Two refugees who fled a brutal dictatorship have spoken of the terrifying moment they had acid thrown in their faces on a Thornton Heath street, blinding one of them.
The violent and unprovoked attack has shocked the community and in a renewed police appeal for information, to prevent the assailant striking again, Crimestoppers have offered a £5,000 reward.
However, it is little solace to the victims, aged 19 and 25, refugees from Eritrea, who burned and disfigured by the acid will live with the scars and trauma of that day forever.
The Croydon based Da’aro Youth Project charity which is working with the victims has raised over £20,000 after setting up a JustGiving page to help deal with the life-changing injuries caused by the horrendous attack on Monday December 7 which happened on Gonville Road as they walked to college.
The 19-year-old sadly has permanent sight loss as a result of the attack.
Speaking to The Chronicle he said: “It is very hard for me to explain. Mentally and physically I have lost so many things.
“I wish I could go to church and pray with my people. But now, nobody is able to help me. It is the worst experience I have ever had
“We come from Eritrea. In this country we don’t have the opportunity to study because of the dictatorship.
“It was a long journey to the UK, I suffered a lot in Libya and in Calais. I believed that the UK was a good country, where people believe in law. I didn’t think this kind of attack would happen to me here.
“I just thought I could study and help my family. I didn’t expect someone would attack me. My injury is forever.
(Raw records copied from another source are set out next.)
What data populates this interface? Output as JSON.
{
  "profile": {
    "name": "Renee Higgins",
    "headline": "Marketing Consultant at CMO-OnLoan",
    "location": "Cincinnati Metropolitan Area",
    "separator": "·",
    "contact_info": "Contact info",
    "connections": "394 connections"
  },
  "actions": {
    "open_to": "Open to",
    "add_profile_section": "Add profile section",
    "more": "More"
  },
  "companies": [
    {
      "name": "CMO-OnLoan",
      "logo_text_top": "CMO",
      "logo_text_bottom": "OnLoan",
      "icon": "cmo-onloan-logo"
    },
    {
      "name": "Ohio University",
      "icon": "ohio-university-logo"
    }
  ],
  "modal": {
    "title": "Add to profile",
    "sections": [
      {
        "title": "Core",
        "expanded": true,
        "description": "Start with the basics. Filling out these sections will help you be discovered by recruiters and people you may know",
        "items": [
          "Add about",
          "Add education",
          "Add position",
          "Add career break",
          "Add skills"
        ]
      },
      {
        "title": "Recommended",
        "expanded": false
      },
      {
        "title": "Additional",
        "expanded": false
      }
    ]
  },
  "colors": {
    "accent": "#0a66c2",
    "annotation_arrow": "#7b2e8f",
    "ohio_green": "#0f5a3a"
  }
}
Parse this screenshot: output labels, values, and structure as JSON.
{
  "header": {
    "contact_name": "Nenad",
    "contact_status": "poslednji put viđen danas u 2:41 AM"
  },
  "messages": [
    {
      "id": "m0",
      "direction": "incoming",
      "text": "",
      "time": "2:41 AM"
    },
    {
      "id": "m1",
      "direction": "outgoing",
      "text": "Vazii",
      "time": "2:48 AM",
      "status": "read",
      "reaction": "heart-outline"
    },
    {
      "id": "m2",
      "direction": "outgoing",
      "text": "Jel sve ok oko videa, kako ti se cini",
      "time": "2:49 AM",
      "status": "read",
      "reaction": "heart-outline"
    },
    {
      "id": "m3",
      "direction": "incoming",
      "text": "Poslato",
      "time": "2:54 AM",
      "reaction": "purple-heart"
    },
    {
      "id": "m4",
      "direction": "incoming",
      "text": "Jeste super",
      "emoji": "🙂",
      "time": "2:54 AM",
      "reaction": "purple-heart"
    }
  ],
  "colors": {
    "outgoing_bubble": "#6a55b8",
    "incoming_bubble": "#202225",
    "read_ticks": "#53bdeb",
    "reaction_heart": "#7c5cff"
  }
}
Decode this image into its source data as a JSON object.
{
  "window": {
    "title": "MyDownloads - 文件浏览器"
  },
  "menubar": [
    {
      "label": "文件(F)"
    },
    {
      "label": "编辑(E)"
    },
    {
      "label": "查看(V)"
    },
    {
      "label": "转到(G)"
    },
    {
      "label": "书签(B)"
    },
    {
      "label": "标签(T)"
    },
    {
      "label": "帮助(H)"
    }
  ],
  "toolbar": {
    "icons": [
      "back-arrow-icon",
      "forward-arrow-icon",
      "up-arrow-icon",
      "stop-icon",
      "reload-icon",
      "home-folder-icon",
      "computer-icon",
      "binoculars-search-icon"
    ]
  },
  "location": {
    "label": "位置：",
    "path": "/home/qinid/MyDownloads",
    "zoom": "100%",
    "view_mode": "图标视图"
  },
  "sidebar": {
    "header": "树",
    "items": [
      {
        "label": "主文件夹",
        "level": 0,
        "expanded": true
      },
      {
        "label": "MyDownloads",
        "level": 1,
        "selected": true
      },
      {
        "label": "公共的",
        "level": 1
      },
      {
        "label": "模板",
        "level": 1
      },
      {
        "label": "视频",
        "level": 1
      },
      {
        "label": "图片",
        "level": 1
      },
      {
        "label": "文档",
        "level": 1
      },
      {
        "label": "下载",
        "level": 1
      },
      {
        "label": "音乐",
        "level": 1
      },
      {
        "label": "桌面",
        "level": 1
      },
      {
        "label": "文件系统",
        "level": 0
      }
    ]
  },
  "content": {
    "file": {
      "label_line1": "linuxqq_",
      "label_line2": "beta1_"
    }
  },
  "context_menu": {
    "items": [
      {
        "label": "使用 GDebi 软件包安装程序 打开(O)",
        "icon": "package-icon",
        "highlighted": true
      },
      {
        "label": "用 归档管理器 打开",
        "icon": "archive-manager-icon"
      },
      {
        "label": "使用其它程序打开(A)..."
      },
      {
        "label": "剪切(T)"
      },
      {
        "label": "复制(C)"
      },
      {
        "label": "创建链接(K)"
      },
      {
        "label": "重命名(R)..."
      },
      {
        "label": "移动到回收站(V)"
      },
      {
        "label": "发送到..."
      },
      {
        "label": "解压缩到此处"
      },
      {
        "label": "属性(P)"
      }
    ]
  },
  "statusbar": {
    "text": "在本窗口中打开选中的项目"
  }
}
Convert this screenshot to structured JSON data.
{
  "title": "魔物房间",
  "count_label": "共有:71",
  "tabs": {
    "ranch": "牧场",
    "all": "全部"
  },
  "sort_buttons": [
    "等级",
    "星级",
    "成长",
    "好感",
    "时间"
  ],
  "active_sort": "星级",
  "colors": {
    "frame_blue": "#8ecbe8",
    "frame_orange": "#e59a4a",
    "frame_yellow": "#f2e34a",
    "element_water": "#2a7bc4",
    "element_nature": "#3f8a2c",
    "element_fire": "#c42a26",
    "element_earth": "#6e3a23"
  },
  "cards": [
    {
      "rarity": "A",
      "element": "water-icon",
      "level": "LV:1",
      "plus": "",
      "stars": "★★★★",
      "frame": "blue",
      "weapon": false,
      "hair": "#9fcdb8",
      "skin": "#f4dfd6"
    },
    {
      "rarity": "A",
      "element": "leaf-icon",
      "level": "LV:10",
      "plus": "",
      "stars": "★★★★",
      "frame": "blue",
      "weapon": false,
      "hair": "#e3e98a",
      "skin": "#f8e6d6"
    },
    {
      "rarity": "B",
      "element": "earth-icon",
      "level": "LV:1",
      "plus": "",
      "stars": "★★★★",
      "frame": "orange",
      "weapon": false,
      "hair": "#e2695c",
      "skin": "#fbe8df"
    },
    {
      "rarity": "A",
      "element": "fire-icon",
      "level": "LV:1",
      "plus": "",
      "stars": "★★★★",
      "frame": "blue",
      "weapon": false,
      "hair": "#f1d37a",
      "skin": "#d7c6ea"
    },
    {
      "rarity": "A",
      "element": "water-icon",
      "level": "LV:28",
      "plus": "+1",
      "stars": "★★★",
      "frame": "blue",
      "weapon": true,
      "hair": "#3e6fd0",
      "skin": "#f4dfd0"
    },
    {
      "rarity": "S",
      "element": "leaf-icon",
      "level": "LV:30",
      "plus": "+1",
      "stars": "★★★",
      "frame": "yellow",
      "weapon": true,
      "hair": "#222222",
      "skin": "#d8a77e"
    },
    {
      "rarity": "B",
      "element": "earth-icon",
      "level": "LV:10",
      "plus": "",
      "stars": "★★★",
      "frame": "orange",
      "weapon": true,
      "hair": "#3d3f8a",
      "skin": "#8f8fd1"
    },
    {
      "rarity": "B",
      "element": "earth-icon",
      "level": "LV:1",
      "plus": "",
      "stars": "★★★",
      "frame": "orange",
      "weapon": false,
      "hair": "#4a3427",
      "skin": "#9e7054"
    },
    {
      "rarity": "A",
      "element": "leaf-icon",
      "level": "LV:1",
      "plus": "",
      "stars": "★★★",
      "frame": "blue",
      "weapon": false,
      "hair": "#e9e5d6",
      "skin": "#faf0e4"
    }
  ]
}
I didn’t expect this would happen –I didn’t know about acid before this attack. I didn’t know what it was.”
The teenager, who has leave to remain, thanked donors: “I really appreciate for what they have done. All of these people who have supported me are very good people. May god bless them, would like to thank everyone individually.
The 25-year-old victim, who suffered facial burns and injuries to his eyes is an asylum-seeker from Eritrea still awaiting outcome of his claim said: “We left my friend’s house early to go to college. When we were walking to college, we saw a man with a mask walking towards us. We didn’t expect anything. We were waiting for the lights to change at the pedestrian crossing on Thornton Road in front of the St Jude with St Aidan Church.
Suddenly, completely unprovoked, the man threw acid at my friend’s face and then my face too. It was more than painful. I was completely blinded. I ran out into the road, not seeing where I was going. My friend ran away, screaming, along Thornton Road. The attacker ran away down Limpsfield Avenue.
A man stopped his car and called the ambulance. I could hear them but couldn’t see anything. They told me to pour water on my face, I had a bottle in my bag and I poured it on my face. They helped flag down the ambulance. I didn’t see my friend again until much later that night.”
We are not naming the victims who fear retribution.
They are both urging their attacker to go to the police and admit to ‘what you have done’ but fear: “We are worried they could attack us again or attack another person. We feel it is not safe for anyone until they are caught.”
The Da’aro Youth Project which was established in 2018 by members of the Eritrean community in London in response to the deaths of a number of teenage Eritreans by suicide put questions to the victims on behalf of The Chronicle.
The 25-year-old who is studying to be an engineer but is presently remote learning added: “It is unacceptable to me what is happened. We do not know why this has happened – Is this man who attacked us a racist?
At 8am in the morning – someone comes and throws acid, can you imagine? I haven’t been able to sleep since this happened to me. I think many things that are not good to thing. I am afraid to go outside. I didn’t have idea people could attack other people like this in the UK.”
The perpetrator of this acid attack had been seen by one of the victims a few months earlier, on Monday September 7, when he called at their address claiming to have a letter for him.
When the victim went into the street (as seen in the CCTV footage) the suspect punched him in the face.
DC Dimitri Savathrakis, of the South Area CID reactive team, said: “This was a violent and unprovoked attack on two innocent victims and we are doing everything in our power to bring the person responsible to justice.”
Deputy leader of the council Stuart King, who is the ward councillor for West Thornton where the attack happened described it as an ‘absolutely despicable and cowardly act ’ and urged anyone with information to contact the police.
The suspect is described as a white or Asian man in his 30’s with a slim build. At the time of the attack he was wearing a blue medical mask, a long black jacket with the hood up, black trousers and shoes.
Alexa Loukas, London Regional Manager at the charity Crimestoppers, said:“The individual behind the acid attack could strike again, so it’s critical that anyone who knows or has suspicions about who was involved contacts our charity 100 per cent anonymously.”
Can you help? Do you recognise the attacker telephone report anonymously. Freephone Crimestoppers: 0800 555 111 or www.crimestoppers-uk.org